• Task to complete: Go line by line through the data below, counting each one that has "icon", and give the final count only.
--- START ---
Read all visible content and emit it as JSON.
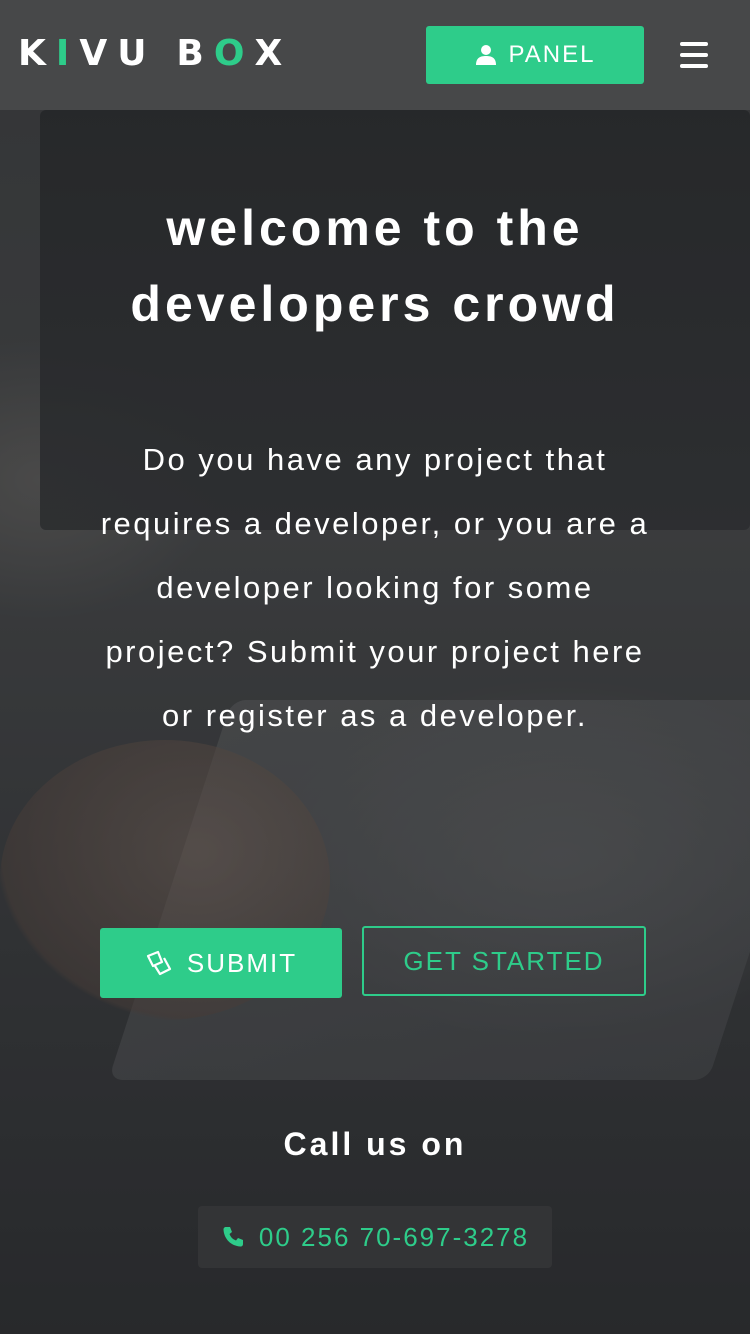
{
  "brand": {
    "letters": [
      {
        "char": "K",
        "accent": false
      },
      {
        "char": "I",
        "accent": true
      },
      {
        "char": "V",
        "accent": false
      },
      {
        "char": "U",
        "accent": false
      },
      {
        "char": " ",
        "accent": false
      },
      {
        "char": "B",
        "accent": false
      },
      {
        "char": "O",
        "accent": true
      },
      {
        "char": "X",
        "accent": false
      }
    ],
    "accent_color": "#2ecc8a"
  },
  "nav": {
    "panel_label": "PANEL",
    "panel_icon": "user-icon",
    "menu_icon": "hamburger-menu-icon"
  },
  "hero": {
    "title_line1": "welcome to the",
    "title_line2": "developers crowd",
    "intro": "Do you have any project that requires a developer, or you are a developer looking for some project? Submit your project here or register as a developer."
  },
  "actions": {
    "submit_label": "SUBMIT",
    "submit_icon": "tag-icon",
    "get_started_label": "GET STARTED"
  },
  "contact": {
    "label": "Call us on",
    "phone": "00 256 70-697-3278",
    "phone_icon": "phone-icon"
  },
  "colors": {
    "accent": "#2ecc8a",
    "navbar": "#474849",
    "phone_box": "#333436"
  }
}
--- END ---
• Answer to the problem: 4